Black history is American history but it’s all too often overlooked by our history books. That’s why, this month, we celebrate the many contributions Black people have made to our country. I wanted to send you this note about what Black History Month means to me, and I hope you’ll take a moment to read it.
If we haven’t met before, I’m Congressman Colin Allred. I was elected in 2018 to represent North Texas, where I was born and raised. While there were many incredible moments on the campaign trail four years ago, one I will never forget is the day my hero Congressman John Lewis came to Dallas to help us get out the vote.
Meeting Congressman Lewis that day was an extraordinary experience for me. Here was an American hero, who spent his life working to make our country a better place, who was beaten and bruised for peacefully protesting for our voting rights. And there he was working to help get me elected to Congress.
His sacrifice made it possible for me, a young, Black candidate to run for office and it meant more than I can put into words that he came to Dallas to help me in the final stretch of my campaign.
Mr. Lewis knew that we needed to get new voters to the polls if we were going to change our country for the better. We still need to do that, and we also need to protect and expand the voting rights of every American — especially Black Americans.
For me, one of the most essential parts of Black History Month is celebrating those who came before us, who made our world a better place for everyone, and who make stories like mine possible.
While we have made progress, the unfortunate reality is that there is still inequality and injustice in every corner of our society.
We know our fight is far from over.
Republicans have gone out of their way to dilute our power and silence us time and again.
They have passed laws that make it harder for people to vote and have drawn new election maps that undermine the political power of Black communities. Not to mention our state legislature’s attempted attack on Souls to the Polls, one of the strongest traditions in the Black faith community.
That’s why we need the John Lewis Voting Rights Advancement Act and the Freedom to Vote Act to become the law of the land.
I know that those who came before us did not suffer and put their lives on the line for us to let these anti-voter laws go into effect without a response from Congress. Folks who still believe in our democracy should be doing all they can to protect it.
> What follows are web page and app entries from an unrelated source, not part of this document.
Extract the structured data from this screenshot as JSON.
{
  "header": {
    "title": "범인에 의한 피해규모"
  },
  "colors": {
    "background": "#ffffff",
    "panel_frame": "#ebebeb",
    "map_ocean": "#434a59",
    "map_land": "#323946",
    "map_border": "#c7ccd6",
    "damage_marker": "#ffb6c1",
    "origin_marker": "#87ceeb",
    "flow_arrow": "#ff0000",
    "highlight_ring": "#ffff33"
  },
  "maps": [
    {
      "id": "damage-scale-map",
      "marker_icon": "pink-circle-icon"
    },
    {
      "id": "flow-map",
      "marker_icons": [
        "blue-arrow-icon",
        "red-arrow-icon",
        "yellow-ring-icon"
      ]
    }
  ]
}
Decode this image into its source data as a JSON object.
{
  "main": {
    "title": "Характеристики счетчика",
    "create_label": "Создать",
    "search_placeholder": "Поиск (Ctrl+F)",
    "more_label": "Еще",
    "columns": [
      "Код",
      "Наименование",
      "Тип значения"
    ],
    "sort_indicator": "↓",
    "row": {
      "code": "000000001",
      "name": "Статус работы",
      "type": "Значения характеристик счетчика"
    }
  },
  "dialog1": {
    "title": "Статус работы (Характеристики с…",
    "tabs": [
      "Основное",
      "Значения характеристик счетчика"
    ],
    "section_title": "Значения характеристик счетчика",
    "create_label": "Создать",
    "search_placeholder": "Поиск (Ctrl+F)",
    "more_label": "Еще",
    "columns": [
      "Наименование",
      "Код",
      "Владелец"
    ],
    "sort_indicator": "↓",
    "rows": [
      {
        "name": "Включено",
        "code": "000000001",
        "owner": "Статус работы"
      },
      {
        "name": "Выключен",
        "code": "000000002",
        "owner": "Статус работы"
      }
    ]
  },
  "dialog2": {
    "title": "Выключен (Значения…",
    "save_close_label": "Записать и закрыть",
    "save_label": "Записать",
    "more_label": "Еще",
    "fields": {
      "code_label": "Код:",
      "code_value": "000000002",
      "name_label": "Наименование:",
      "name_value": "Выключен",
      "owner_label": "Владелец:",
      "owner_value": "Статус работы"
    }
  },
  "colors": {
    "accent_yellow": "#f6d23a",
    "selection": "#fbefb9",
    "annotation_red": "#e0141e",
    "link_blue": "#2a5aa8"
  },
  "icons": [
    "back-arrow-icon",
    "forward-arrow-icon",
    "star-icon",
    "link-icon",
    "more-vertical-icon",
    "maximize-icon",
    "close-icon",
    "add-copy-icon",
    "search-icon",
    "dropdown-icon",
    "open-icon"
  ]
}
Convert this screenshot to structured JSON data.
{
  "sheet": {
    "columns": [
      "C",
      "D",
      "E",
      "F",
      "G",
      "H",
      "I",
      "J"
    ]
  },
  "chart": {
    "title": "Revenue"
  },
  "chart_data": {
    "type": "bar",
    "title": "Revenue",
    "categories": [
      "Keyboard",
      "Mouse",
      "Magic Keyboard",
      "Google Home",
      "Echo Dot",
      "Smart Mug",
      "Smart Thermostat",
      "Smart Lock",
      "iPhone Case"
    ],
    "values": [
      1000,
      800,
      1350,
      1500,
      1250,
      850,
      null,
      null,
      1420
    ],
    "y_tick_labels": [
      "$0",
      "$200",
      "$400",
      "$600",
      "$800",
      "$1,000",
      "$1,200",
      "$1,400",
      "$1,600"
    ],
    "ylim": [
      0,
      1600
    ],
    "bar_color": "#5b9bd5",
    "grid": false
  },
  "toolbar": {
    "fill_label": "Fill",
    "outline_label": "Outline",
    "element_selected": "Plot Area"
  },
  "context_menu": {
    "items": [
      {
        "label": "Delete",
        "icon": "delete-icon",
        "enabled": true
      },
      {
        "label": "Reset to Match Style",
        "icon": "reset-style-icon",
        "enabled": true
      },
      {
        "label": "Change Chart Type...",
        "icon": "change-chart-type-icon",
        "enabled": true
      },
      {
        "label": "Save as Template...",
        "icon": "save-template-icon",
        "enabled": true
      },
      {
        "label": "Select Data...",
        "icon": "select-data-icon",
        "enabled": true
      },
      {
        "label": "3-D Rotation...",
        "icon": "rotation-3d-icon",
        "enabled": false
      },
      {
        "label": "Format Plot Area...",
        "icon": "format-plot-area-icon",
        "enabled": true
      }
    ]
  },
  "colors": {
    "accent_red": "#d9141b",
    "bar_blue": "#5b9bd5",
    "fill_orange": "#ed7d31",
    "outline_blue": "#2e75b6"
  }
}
So while there is more work to be done to secure the voting rights of all Americans, I hope you will join me in recommitting yourself to our fight for equal representation at the ballot box and in our halls of government.